Magnesium sulfate monohydrate is an inorganic chemical compound that is a hydrated salt. It is commonly found in food and is used for a number of purposes. For example, magnesium sulfate is a popular additive in detergents. Other common uses are as a coagulant in tofu and as a brewing salt.
In nature, magnesium sulfate is found as a crystalline mineral called kieserite. This mineral is greyish white, crystalline powder with about 22% sulphur.
Magnesium sulfate is an osmotic laxative agent at high doses. However, its laxative effect is temporary and transient. Normally, magnesium sulfate shows its effects only after acute exposures above the limit dose of 1,000 mg/kg/day.
Despite its osmotic laxative properties, it has no known neurotoxic effects. Furthermore, it has shown low levels of acute toxicity in a rat study and no toxicological endpoints of concern. The only significant toxicity of magnesium sulfate in humans is dermal irritation.

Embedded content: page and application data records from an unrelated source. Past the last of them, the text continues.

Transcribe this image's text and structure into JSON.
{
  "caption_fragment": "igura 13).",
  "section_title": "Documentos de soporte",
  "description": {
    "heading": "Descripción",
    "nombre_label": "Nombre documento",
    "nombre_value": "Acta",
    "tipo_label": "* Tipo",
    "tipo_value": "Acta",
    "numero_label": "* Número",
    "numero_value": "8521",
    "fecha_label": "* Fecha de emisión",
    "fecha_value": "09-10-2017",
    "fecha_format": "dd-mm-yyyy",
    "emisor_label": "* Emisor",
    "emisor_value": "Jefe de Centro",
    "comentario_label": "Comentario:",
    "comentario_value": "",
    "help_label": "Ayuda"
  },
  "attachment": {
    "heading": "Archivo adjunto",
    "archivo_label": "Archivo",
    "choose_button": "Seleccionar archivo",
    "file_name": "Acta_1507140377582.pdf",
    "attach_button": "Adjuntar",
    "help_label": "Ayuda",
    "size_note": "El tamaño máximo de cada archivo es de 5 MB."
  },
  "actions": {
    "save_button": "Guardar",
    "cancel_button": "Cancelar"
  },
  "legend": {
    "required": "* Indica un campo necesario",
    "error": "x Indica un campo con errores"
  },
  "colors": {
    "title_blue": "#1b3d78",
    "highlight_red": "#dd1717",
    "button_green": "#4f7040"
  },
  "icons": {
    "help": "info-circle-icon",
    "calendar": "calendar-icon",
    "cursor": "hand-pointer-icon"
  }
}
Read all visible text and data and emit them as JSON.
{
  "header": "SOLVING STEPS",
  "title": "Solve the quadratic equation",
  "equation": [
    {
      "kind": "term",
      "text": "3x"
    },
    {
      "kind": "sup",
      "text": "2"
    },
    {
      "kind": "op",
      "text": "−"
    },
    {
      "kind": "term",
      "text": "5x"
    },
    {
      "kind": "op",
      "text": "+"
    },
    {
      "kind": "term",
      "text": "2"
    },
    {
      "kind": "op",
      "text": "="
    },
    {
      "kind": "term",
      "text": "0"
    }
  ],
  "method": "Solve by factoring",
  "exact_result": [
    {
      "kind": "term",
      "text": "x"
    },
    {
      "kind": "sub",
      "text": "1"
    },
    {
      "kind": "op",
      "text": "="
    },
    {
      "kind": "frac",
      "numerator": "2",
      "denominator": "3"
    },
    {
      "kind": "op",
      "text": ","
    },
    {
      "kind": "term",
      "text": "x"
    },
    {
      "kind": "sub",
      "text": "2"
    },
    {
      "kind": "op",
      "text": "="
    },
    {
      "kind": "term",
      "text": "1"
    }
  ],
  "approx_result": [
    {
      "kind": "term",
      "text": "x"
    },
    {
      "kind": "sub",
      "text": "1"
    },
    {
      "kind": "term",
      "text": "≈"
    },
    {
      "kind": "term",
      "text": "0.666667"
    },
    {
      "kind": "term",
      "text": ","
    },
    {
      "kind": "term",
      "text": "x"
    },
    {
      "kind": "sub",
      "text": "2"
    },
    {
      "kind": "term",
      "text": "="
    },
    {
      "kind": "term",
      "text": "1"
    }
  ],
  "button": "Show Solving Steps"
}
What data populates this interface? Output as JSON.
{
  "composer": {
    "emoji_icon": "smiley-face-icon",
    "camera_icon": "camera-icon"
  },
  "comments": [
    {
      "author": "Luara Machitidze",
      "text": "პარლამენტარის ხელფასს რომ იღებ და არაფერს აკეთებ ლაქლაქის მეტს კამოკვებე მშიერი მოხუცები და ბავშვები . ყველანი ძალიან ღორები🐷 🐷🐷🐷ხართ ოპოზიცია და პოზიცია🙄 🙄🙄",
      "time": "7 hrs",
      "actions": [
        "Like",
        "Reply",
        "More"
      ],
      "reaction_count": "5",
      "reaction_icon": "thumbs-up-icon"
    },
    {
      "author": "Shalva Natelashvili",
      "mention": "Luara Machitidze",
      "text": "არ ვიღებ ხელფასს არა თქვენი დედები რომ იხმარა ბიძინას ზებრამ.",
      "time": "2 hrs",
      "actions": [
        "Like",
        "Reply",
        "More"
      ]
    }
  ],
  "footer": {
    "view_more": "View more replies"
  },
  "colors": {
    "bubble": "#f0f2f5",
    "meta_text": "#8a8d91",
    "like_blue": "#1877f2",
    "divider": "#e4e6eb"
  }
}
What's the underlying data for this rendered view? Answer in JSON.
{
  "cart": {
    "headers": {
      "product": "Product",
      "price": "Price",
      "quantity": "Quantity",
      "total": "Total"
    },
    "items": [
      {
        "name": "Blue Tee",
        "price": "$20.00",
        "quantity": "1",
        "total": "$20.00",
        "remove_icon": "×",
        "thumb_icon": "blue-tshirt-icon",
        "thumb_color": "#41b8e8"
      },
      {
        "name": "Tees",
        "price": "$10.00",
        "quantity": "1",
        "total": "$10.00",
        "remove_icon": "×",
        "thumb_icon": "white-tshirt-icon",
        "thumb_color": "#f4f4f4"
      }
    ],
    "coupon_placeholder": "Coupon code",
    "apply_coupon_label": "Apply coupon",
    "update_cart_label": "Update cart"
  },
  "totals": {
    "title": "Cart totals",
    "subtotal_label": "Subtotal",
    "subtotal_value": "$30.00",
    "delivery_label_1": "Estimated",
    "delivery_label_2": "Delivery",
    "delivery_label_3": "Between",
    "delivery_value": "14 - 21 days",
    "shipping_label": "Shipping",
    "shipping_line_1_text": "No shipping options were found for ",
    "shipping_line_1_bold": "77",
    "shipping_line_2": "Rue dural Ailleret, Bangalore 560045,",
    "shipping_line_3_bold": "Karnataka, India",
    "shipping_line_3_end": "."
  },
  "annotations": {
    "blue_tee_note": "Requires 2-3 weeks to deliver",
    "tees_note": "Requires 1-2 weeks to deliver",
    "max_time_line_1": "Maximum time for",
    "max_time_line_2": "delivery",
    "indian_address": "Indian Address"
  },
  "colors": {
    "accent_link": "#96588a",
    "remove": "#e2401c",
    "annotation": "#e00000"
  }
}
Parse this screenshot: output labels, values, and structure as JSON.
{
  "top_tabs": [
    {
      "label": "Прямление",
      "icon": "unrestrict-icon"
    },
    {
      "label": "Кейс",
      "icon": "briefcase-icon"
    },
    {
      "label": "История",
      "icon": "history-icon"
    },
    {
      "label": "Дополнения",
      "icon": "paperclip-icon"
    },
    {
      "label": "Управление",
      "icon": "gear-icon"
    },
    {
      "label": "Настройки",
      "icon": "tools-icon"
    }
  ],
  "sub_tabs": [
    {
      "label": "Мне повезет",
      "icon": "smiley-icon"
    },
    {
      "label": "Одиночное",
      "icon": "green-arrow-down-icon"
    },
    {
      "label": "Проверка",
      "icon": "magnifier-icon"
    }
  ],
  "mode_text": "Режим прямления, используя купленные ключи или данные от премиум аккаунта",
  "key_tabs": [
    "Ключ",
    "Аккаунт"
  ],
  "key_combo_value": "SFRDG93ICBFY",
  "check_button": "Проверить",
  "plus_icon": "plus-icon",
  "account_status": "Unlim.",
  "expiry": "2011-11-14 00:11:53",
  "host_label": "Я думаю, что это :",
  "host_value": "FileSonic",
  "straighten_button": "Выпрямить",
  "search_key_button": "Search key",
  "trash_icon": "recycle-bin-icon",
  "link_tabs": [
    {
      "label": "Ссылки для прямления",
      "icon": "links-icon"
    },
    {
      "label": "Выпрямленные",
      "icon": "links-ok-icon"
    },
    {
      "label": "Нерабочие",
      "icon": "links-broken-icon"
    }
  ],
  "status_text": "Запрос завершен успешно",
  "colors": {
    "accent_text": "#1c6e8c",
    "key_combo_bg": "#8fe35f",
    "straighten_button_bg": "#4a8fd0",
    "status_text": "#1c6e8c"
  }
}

In addition, magnesium sulfate has been investigated for its potential carcinogenicity. A 1-year inhalation cancer study in rats revealed no evidence of mutagenic or carcinogenic effects. These results, combined with the relative lack of data on its reproductive and developmental toxicity, led the EPA to consider its safety.
Another consideration is its use in non-pesticidal agricultural chemicals. Magnesium sulfate plays an important role in enhancing enzyme action. It also is useful in removing splinters from bones.
Finally, it is used in the preparation of certain cements. In particular, it is used to test aggregates for soundness.